## Problem statement
A single number is required: the count of lines in the records below that contain the word "icon".

--------------------------------------------------

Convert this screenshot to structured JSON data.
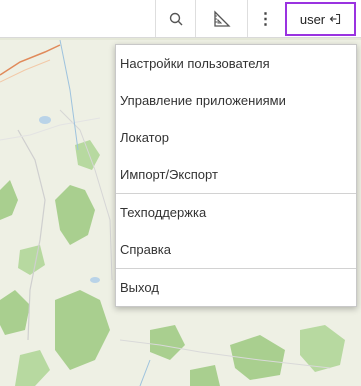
{
  "toolbar": {
    "search_icon": "search-icon",
    "ruler_icon": "ruler-icon",
    "more_icon": "more-vertical-icon",
    "more_glyph": "⋮",
    "user_label": "user",
    "logout_icon": "logout-icon"
  },
  "menu": {
    "items": [
      {
        "label": "Настройки пользователя"
      },
      {
        "label": "Управление приложениями"
      },
      {
        "label": "Локатор"
      },
      {
        "label": "Импорт/Экспорт"
      },
      {
        "label": "Техподдержка"
      },
      {
        "label": "Справка"
      },
      {
        "label": "Выход"
      }
    ]
  },
  "colors": {
    "user_highlight": "#9a33e0",
    "map_background": "#eef0e4",
    "forest": "#a9cf8f",
    "road": "#e08a5a"
  }
}
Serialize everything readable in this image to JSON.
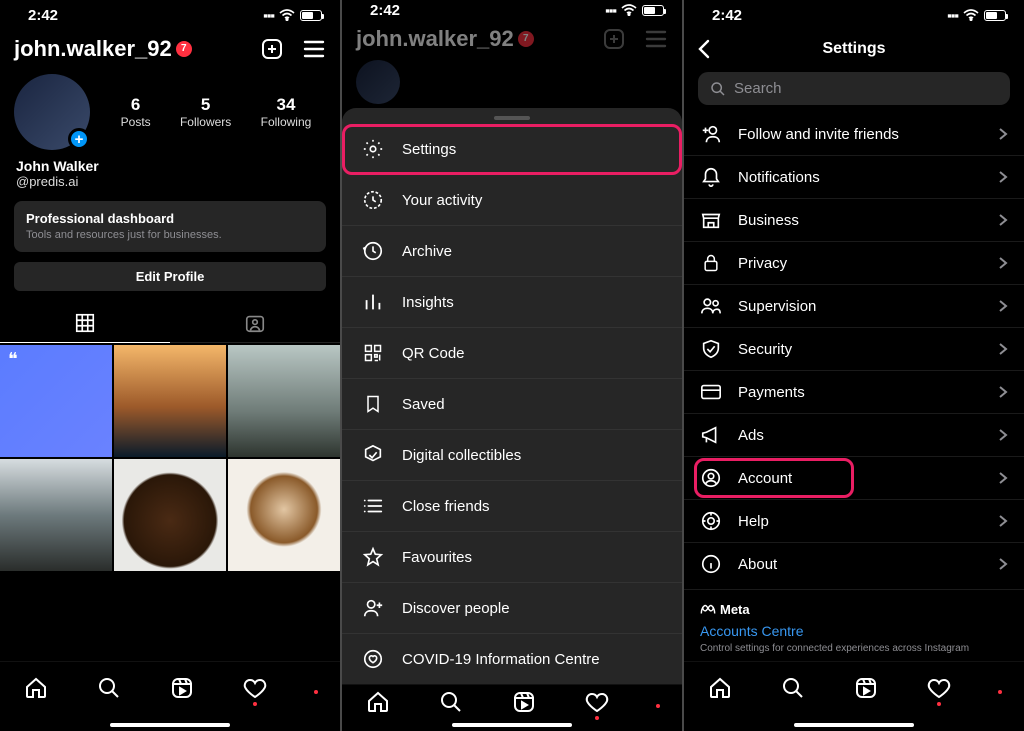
{
  "status": {
    "time": "2:42"
  },
  "profile": {
    "username": "john.walker_92",
    "badge_count": "7",
    "display_name": "John Walker",
    "handle": "@predis.ai",
    "stats": {
      "posts_num": "6",
      "posts_lbl": "Posts",
      "followers_num": "5",
      "followers_lbl": "Followers",
      "following_num": "34",
      "following_lbl": "Following"
    },
    "dashboard_title": "Professional dashboard",
    "dashboard_sub": "Tools and resources just for businesses.",
    "edit_profile": "Edit Profile"
  },
  "menu": {
    "items": [
      {
        "label": "Settings"
      },
      {
        "label": "Your activity"
      },
      {
        "label": "Archive"
      },
      {
        "label": "Insights"
      },
      {
        "label": "QR Code"
      },
      {
        "label": "Saved"
      },
      {
        "label": "Digital collectibles"
      },
      {
        "label": "Close friends"
      },
      {
        "label": "Favourites"
      },
      {
        "label": "Discover people"
      },
      {
        "label": "COVID-19 Information Centre"
      }
    ]
  },
  "settings": {
    "title": "Settings",
    "search_placeholder": "Search",
    "items": [
      {
        "label": "Follow and invite friends"
      },
      {
        "label": "Notifications"
      },
      {
        "label": "Business"
      },
      {
        "label": "Privacy"
      },
      {
        "label": "Supervision"
      },
      {
        "label": "Security"
      },
      {
        "label": "Payments"
      },
      {
        "label": "Ads"
      },
      {
        "label": "Account"
      },
      {
        "label": "Help"
      },
      {
        "label": "About"
      }
    ],
    "meta_brand": "Meta",
    "accounts_centre": "Accounts Centre",
    "accounts_sub": "Control settings for connected experiences across Instagram"
  }
}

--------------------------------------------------

## Result for this task
4